Petitioners’ second assignment of error is that the circuit court misapplied our law on pre-injury exculpatory clauses. Their sole argument before this Court is that the circuit court failed to recognize, based on Murphy v. North American River Runners, Inc., 186 W.Va. 310, 412 S.E.2d 504 (1991), that exculpatory clauses do not provide immunity to operators who violate a statutory safety standard. Inasmuch as we have determined herein that there is no evidence of respondent’s acting contrary to its duty set forth in the West Virginia Skiing Responsibility Act, petitioners cannot prevail on this ground.
For the foregoing reasons, we affirm.
CONCURRED IN BY:
Chief Justice Brent D. Benjamin Justice Robin Jean Davis Justice Margaret L. Workman Justice Menis E. Ketchum Justice Allen H. Loughry II
The “double black diamond” designation indicates that the trail is “extremely difficult” and is intended for “advanced” skiers.
The sole claim of Petitioner Pamela Addis was loss of consortium. The circuit court correctly noted that it was entirely derivative of her husband’s claims.
Petitioner was also aware, however, that other nearby trails were groomed, inasmuch as he had skied several earlier that morning.
Petitioners’ citations to their own pleadings or arguments below, rather than specific testimony or evidence, to establish the events giving rise to this action is insufficient.
In their reply brief, petitioners state that they, like the Hardin plaintiffs, “had retained an expert who was prepared to identify the operator’s failures that led to the injuries alleged.” They further explain that it was that expert testimony in Hardin that created a factual dispute concerning the cause of the accident.

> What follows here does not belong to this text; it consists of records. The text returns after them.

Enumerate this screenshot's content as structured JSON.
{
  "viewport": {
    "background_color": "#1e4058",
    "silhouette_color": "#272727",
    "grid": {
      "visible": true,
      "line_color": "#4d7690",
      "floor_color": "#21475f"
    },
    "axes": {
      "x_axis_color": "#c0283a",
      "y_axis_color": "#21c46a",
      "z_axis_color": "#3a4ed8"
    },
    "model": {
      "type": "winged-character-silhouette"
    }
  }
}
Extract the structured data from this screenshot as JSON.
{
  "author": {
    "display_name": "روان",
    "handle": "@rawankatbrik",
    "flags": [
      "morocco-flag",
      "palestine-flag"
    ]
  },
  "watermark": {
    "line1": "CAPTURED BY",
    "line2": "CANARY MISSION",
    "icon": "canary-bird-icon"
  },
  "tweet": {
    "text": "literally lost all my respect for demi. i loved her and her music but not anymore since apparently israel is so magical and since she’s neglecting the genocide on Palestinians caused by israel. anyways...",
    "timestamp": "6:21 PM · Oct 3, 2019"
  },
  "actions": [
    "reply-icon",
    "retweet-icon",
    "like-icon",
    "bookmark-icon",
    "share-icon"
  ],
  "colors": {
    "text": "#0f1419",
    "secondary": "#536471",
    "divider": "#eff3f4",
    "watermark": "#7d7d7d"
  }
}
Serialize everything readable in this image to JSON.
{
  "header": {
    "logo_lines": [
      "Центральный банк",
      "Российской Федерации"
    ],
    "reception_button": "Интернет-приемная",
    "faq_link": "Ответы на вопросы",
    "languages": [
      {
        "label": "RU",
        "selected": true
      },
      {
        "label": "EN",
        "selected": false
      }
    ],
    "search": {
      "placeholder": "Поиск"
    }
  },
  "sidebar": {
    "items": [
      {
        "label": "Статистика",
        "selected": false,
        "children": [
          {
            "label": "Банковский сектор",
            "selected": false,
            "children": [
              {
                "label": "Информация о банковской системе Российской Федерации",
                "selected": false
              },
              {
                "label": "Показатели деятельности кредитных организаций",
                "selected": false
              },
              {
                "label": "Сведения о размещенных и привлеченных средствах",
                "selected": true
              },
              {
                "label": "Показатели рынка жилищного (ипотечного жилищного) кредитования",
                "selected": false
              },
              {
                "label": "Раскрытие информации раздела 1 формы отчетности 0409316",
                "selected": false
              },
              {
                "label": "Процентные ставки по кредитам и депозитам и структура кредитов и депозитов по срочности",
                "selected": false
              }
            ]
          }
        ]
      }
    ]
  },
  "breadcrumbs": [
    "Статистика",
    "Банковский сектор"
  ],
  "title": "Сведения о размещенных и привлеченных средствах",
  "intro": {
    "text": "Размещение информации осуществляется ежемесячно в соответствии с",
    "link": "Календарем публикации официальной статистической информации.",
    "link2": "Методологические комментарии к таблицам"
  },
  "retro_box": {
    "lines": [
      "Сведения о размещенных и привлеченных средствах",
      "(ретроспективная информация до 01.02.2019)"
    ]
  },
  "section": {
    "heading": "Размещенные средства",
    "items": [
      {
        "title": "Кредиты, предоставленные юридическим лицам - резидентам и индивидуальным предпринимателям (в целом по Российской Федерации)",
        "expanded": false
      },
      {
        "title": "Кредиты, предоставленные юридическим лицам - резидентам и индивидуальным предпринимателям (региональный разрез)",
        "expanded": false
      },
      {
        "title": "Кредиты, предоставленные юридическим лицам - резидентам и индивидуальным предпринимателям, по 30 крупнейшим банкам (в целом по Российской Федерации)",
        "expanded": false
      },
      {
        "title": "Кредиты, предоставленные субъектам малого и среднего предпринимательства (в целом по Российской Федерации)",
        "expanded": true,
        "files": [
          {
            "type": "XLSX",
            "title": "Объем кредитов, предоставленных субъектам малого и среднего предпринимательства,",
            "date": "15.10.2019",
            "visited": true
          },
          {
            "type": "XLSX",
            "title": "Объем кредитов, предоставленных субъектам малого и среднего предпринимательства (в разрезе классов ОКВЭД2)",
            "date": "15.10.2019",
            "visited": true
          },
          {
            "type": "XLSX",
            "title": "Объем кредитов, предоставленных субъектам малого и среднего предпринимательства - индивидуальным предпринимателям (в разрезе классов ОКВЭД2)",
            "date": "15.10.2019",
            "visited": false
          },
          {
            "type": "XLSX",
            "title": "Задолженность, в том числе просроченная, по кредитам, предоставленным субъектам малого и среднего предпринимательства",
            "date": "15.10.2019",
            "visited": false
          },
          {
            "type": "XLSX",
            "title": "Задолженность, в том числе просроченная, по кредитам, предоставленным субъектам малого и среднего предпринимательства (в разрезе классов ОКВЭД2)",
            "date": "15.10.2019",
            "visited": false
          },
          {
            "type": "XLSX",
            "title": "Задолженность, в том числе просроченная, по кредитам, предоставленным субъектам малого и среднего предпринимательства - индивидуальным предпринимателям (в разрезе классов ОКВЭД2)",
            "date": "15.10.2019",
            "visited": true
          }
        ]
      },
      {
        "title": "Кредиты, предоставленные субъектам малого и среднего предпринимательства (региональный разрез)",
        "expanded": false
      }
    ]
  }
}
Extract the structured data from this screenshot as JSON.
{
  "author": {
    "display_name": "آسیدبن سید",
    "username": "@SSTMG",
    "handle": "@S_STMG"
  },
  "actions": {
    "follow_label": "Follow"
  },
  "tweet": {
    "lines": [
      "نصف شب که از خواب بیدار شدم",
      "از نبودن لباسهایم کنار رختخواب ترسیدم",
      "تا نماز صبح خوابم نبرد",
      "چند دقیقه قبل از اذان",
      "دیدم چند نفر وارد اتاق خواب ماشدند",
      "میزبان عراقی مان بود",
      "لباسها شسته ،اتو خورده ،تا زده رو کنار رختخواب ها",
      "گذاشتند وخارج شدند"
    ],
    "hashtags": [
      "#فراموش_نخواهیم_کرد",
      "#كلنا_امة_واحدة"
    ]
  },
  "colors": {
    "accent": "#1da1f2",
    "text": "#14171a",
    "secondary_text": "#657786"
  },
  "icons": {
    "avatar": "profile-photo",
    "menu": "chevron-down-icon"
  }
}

The Court has been unable to find such expert testimony in the appendix record for this case.